The misperceptions among spinal surgery patients are
emblematic of a major barrier to controlling healthcare costs,
according to the authors, which is that nobody knows what the costs
"You're buying a service, and you don't know what you're getting,"
the study's lead author, Dr. K. Linnea Welton, told Reuters Health.
"I think there's something to be said for a more black-and-white
system so patients know what they're buying and they can make more
Welton is an orthopedic surgery resident at the University of
Health-policy professor Stephen Shortell of the University of
California, Berkeley, also thinks transparency would improve the
U.S. healthcare system.
"The underlying message of the study is that the American consumer
is blind, has no idea of the cost of healthcare," he told Reuters
Health. "It is totally unlike any other sector of the American
economy. The system is byzantine."
Healthcare providers and insurers have included in their contracts
prohibitions against disclosing prices and payments, though some
states have begun to outlaw the gag clauses, added Shortell, who was
not involved in the new study.
To get a sense of what orthopedic surgery patients knew or believed
about surgeon reimbursements, Welton and her colleagues mailed
12-question surveys to 385 patients who underwent spine procedures
from 2010 to 2011. Only 103 of the patients, or 27 percent,
responded to the surveys.
About three quarters of the respondents had undergone a major
procedure on the spine, such as cervical fusion or lumbar fusion,
and a quarter had minor procedures such as discectomy.
Of the respondents who underwent minor surgery, 62 percent believed
their surgeons earned thousands of dollars more for the procedures
than they did, according to the results published in The Spine
For minor procedures, patients estimated reimbursement was between
$5,000 and $10,000, whereas the highest reimbursement for any minor
procedure from Medicare was $1,363 and from a private insurer,
Of the respondents who underwent major surgery, 28 percent estimated
that insurance compensated their surgeons something above $15,000 -
which is more than $8,000 in excess of the highest actual
In addition, the patients assumed the
surgeons were paid additional fees for postoperative visits, when in
reality the initial payments covered all surgical care for three
months, Welton said.
[to top of second column]
Many survey participants also overestimated their surgeons'
annual salaries, Welton said. Some 22 percent of respondents
estimated their surgeons earned between $500,000 and $750,000
annually. In fact, 68 percent of orthopedic spine surgeons earn less
than $750,000, Welton and her colleagues point out.
According to a 2012 survey of doctors, orthopedic surgeons earned
more than physicians in any other specialty, with a median
compensation of $563,074.
"I believe the American public is correct to believe that orthopedic
surgeons are overpaid, because they are," labor economist J. Paul
Leigh told Reuters Health in an email.
In a 2010 study, Leigh says he showed that orthopedic surgeons
earned roughly $2.2 million more in their lifetimes than family
practice physicians, after controlling for varying length of

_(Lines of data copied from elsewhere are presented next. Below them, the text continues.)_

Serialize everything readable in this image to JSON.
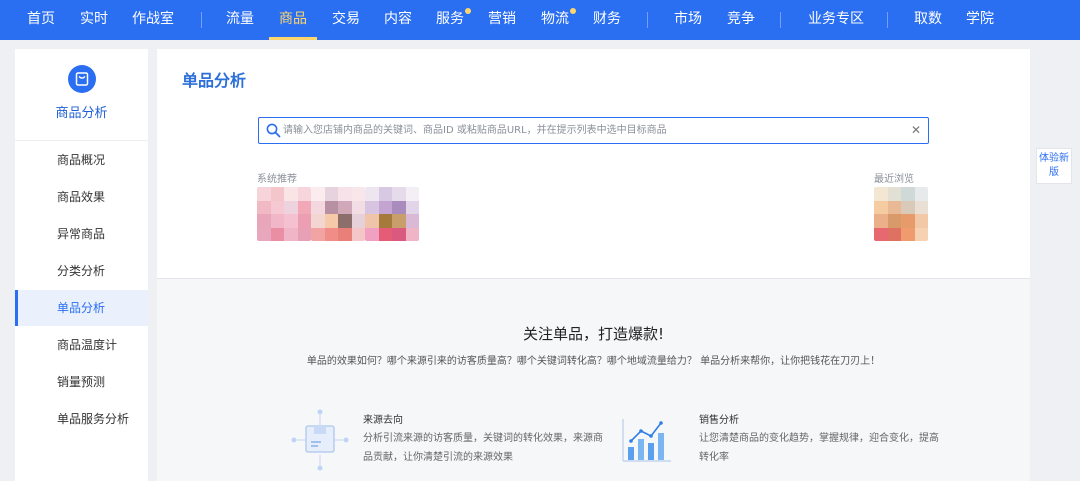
{
  "topnav": {
    "items": [
      {
        "label": "首页",
        "dot": false,
        "active": false
      },
      {
        "label": "实时",
        "dot": false,
        "active": false
      },
      {
        "label": "作战室",
        "dot": false,
        "active": false
      },
      {
        "label": "流量",
        "dot": false,
        "active": false
      },
      {
        "label": "商品",
        "dot": false,
        "active": true
      },
      {
        "label": "交易",
        "dot": false,
        "active": false
      },
      {
        "label": "内容",
        "dot": false,
        "active": false
      },
      {
        "label": "服务",
        "dot": true,
        "active": false
      },
      {
        "label": "营销",
        "dot": false,
        "active": false
      },
      {
        "label": "物流",
        "dot": true,
        "active": false
      },
      {
        "label": "财务",
        "dot": false,
        "active": false
      },
      {
        "label": "市场",
        "dot": false,
        "active": false
      },
      {
        "label": "竞争",
        "dot": false,
        "active": false
      },
      {
        "label": "业务专区",
        "dot": false,
        "active": false
      },
      {
        "label": "取数",
        "dot": false,
        "active": false
      },
      {
        "label": "学院",
        "dot": false,
        "active": false
      }
    ]
  },
  "sidebar": {
    "title": "商品分析",
    "icon": "product-analysis-icon",
    "items": [
      {
        "label": "商品概况",
        "active": false
      },
      {
        "label": "商品效果",
        "active": false
      },
      {
        "label": "异常商品",
        "active": false
      },
      {
        "label": "分类分析",
        "active": false
      },
      {
        "label": "单品分析",
        "active": true
      },
      {
        "label": "商品温度计",
        "active": false
      },
      {
        "label": "销量预测",
        "active": false
      },
      {
        "label": "单品服务分析",
        "active": false
      }
    ]
  },
  "main": {
    "title": "单品分析",
    "search": {
      "placeholder": "请输入您店铺内商品的关键词、商品ID 或粘贴商品URL，并在提示列表中选中目标商品",
      "value": ""
    },
    "recommend_label": "系统推荐",
    "recent_label": "最近浏览",
    "promo_title": "关注单品，打造爆款!",
    "promo_subtitle": "单品的效果如何？哪个来源引来的访客质量高？哪个关键词转化高？哪个地域流量给力？ 单品分析来帮你，让你把钱花在刀刃上！",
    "features": [
      {
        "title": "来源去向",
        "desc": "分析引流来源的访客质量，关键词的转化效果，来源商品贡献，让你清楚引流的来源效果",
        "icon": "source-box-icon"
      },
      {
        "title": "销售分析",
        "desc": "让您清楚商品的变化趋势，掌握规律，迎合变化，提高转化率",
        "icon": "sales-chart-icon"
      }
    ]
  },
  "experience_button": {
    "label": "体验新版"
  },
  "colors": {
    "brand": "#2a6ef2",
    "active_tab": "#ffd66b",
    "title": "#2d6fd9"
  }
}
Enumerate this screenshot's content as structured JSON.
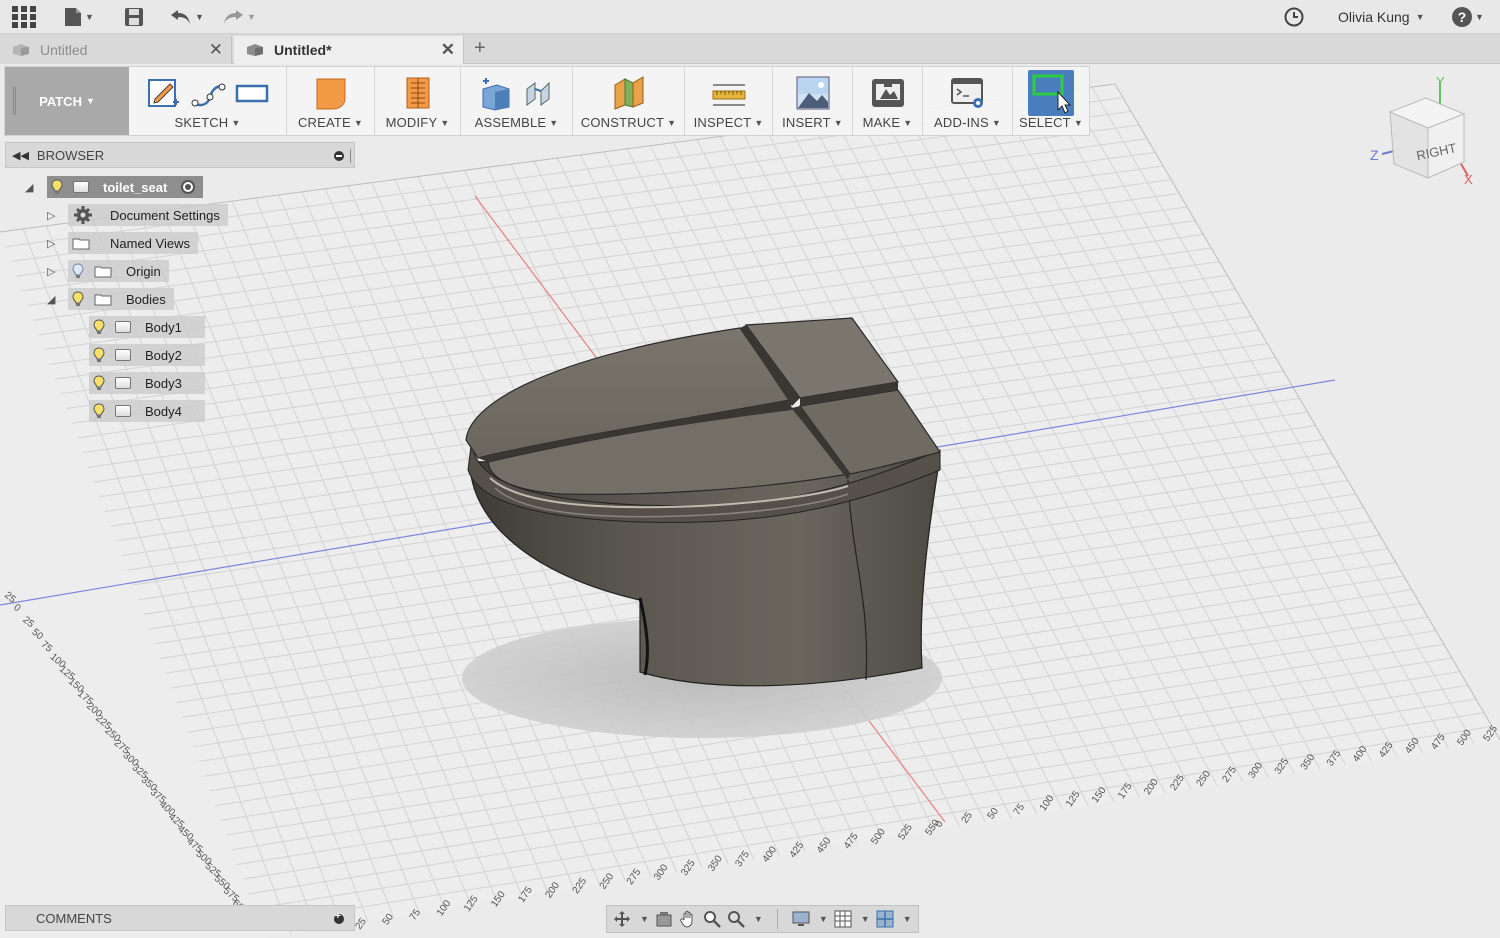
{
  "topbar": {
    "user_name": "Olivia Kung",
    "help_label": "?"
  },
  "tabs": [
    {
      "label": "Untitled",
      "active": false
    },
    {
      "label": "Untitled*",
      "active": true
    }
  ],
  "toolbar": {
    "workspace": "PATCH",
    "groups": {
      "sketch": "SKETCH",
      "create": "CREATE",
      "modify": "MODIFY",
      "assemble": "ASSEMBLE",
      "construct": "CONSTRUCT",
      "inspect": "INSPECT",
      "insert": "INSERT",
      "make": "MAKE",
      "addins": "ADD-INS",
      "select": "SELECT"
    }
  },
  "browser": {
    "title": "BROWSER",
    "root": "toilet_seat",
    "items": {
      "document_settings": "Document Settings",
      "named_views": "Named Views",
      "origin": "Origin",
      "bodies": "Bodies"
    },
    "bodies": [
      "Body1",
      "Body2",
      "Body3",
      "Body4"
    ]
  },
  "viewcube": {
    "face": "RIGHT",
    "axis_x": "X",
    "axis_y": "Y",
    "axis_z": "Z"
  },
  "comments": {
    "title": "COMMENTS"
  },
  "grid_labels": {
    "left": [
      "25",
      "0",
      "25",
      "50",
      "75",
      "100",
      "125",
      "150",
      "175",
      "200",
      "225",
      "250",
      "275",
      "300",
      "325",
      "350",
      "375",
      "400",
      "425",
      "450",
      "475",
      "500",
      "525",
      "550",
      "575",
      "600"
    ],
    "bottom": [
      "0",
      "25",
      "50",
      "75",
      "100",
      "125",
      "150",
      "175",
      "200",
      "225",
      "250",
      "275",
      "300",
      "325",
      "350",
      "375",
      "400",
      "425",
      "450",
      "475",
      "500",
      "525"
    ],
    "bottom_left": [
      "25",
      "50",
      "75",
      "100",
      "125",
      "150",
      "175",
      "200",
      "225",
      "250",
      "275",
      "300",
      "325",
      "350",
      "375",
      "400",
      "425",
      "450",
      "475",
      "500",
      "525",
      "550"
    ]
  },
  "colors": {
    "model": "#67625a",
    "select_blue": "#4a7dbd",
    "x_axis": "#e06060",
    "z_axis": "#5f6fd9"
  }
}
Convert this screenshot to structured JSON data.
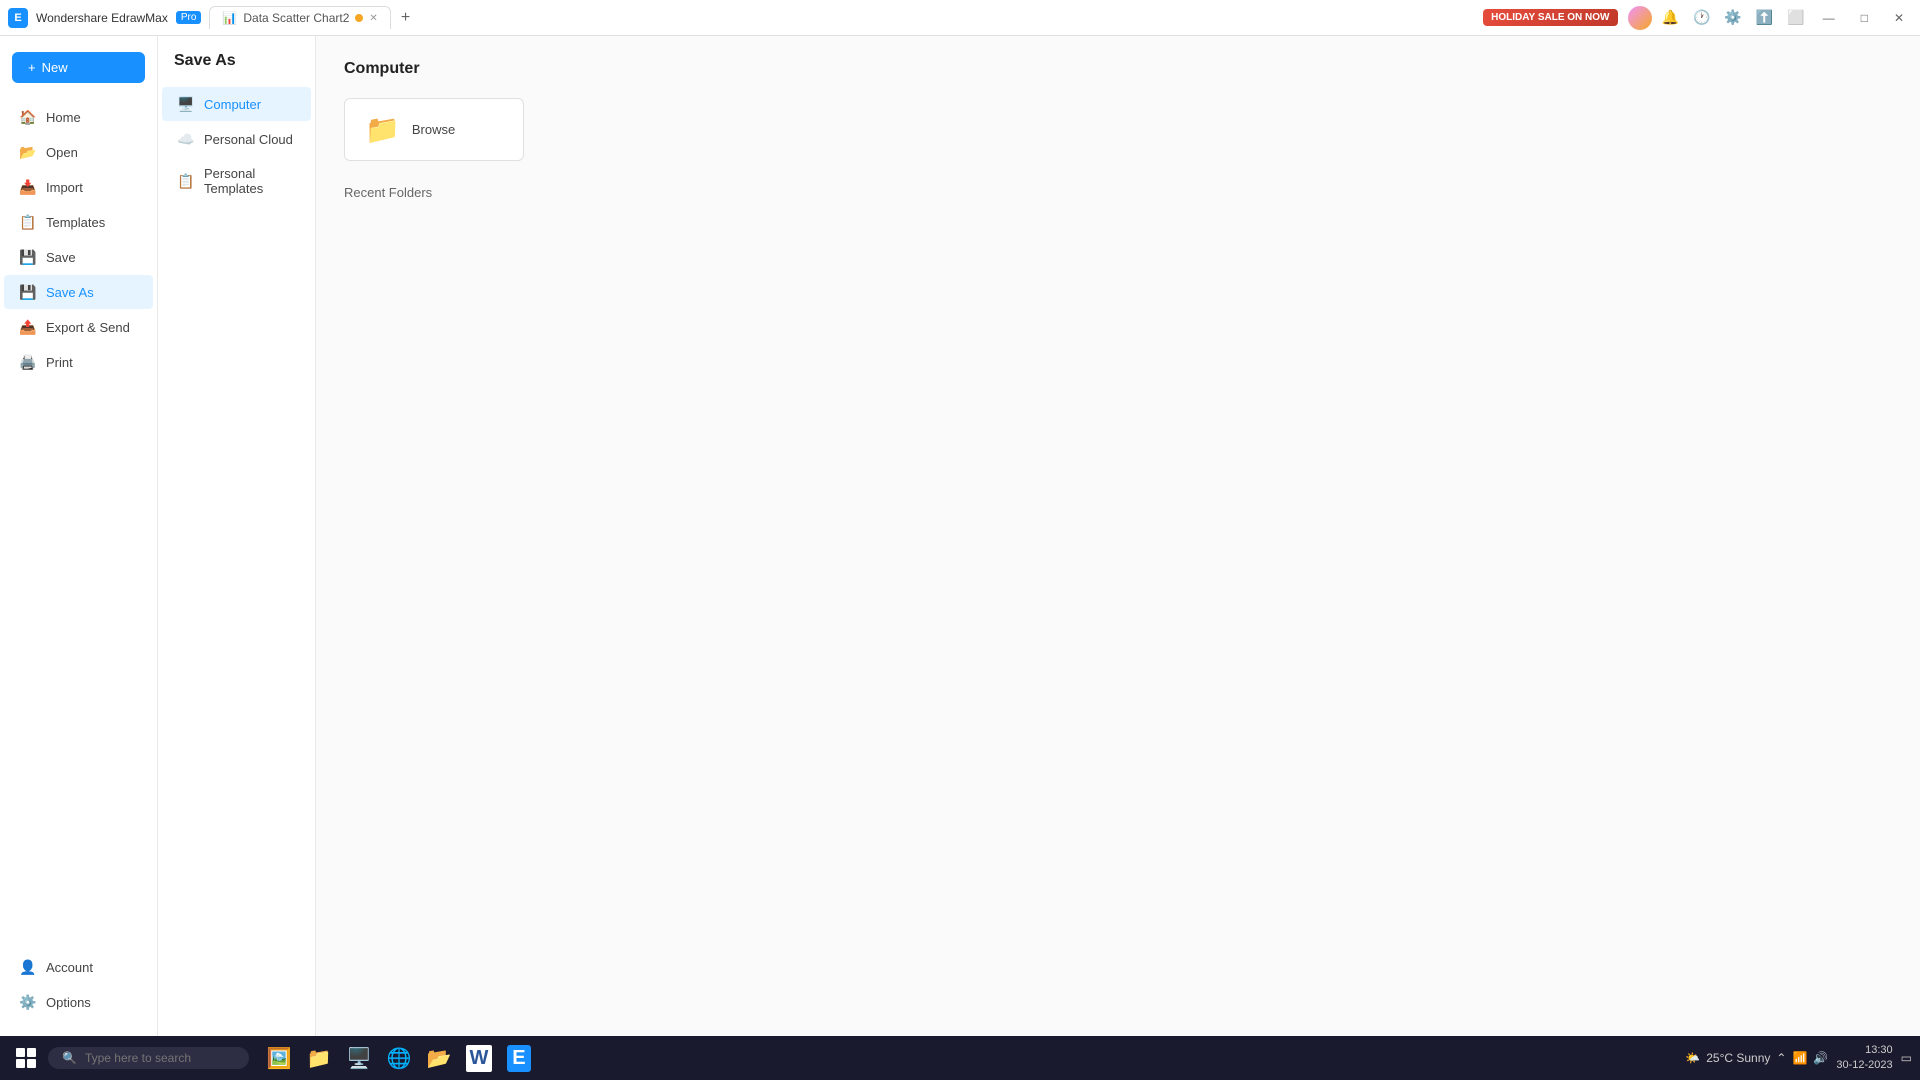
{
  "titlebar": {
    "app_name": "Wondershare EdrawMax",
    "pro_badge": "Pro",
    "tabs": [
      {
        "label": "Data Scatter Chart2",
        "active": false,
        "has_dot": true
      },
      {
        "label": "",
        "active": false
      }
    ],
    "holiday_btn": "HOLIDAY SALE ON NOW",
    "window_controls": {
      "minimize": "—",
      "maximize": "□",
      "close": "✕"
    }
  },
  "sidebar": {
    "new_btn": "New",
    "items": [
      {
        "id": "home",
        "label": "Home",
        "icon": "🏠"
      },
      {
        "id": "open",
        "label": "Open",
        "icon": "📂"
      },
      {
        "id": "import",
        "label": "Import",
        "icon": "📥"
      },
      {
        "id": "templates",
        "label": "Templates",
        "icon": "📋"
      },
      {
        "id": "save",
        "label": "Save",
        "icon": "💾"
      },
      {
        "id": "save-as",
        "label": "Save As",
        "icon": "💾",
        "active": true
      },
      {
        "id": "export-send",
        "label": "Export & Send",
        "icon": "📤"
      },
      {
        "id": "print",
        "label": "Print",
        "icon": "🖨️"
      }
    ],
    "bottom_items": [
      {
        "id": "account",
        "label": "Account",
        "icon": "👤"
      },
      {
        "id": "options",
        "label": "Options",
        "icon": "⚙️"
      }
    ]
  },
  "saveas_panel": {
    "title": "Save As",
    "items": [
      {
        "id": "computer",
        "label": "Computer",
        "icon": "🖥️",
        "active": true
      },
      {
        "id": "personal-cloud",
        "label": "Personal Cloud",
        "icon": "☁️"
      },
      {
        "id": "personal-templates",
        "label": "Personal Templates",
        "icon": "📋"
      }
    ]
  },
  "content": {
    "title": "Computer",
    "browse_label": "Browse",
    "recent_folders_label": "Recent Folders"
  },
  "taskbar": {
    "search_placeholder": "Type here to search",
    "apps": [
      "🗂️",
      "📁",
      "🖥️",
      "🌐",
      "📁",
      "W"
    ],
    "weather": "25°C  Sunny",
    "time": "13:30",
    "date": "30-12-2023"
  }
}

residency years, work hours, gender, age and other salary
A professor at the Center for Healthcare Policy and Research at the
University of California, Davis, Leigh was not involved in the
Welton said the intent of her study was not to push for higher
salaries for orthopedic surgeons but to shine light on the knowledge
"It's not to say we should be paid more," she said. "It's to say
patients value what we do, and we don't as a population have a good
idea of how our healthcare dollars are allocated."
"Most Americans value their personal physicians," Shortell said.
"But the costs of healthcare in the U.S. are so high, and the
outcomes are so low compared to other countries. The issue is we're
not getting value for the money we're spending."
The Spine Journal, online February 10, 2014.
[© 2014 Thomson Reuters. All rights
Copyright 2014 Reuters. All rights reserved. This material may not be published,
broadcast, rewritten or redistributed.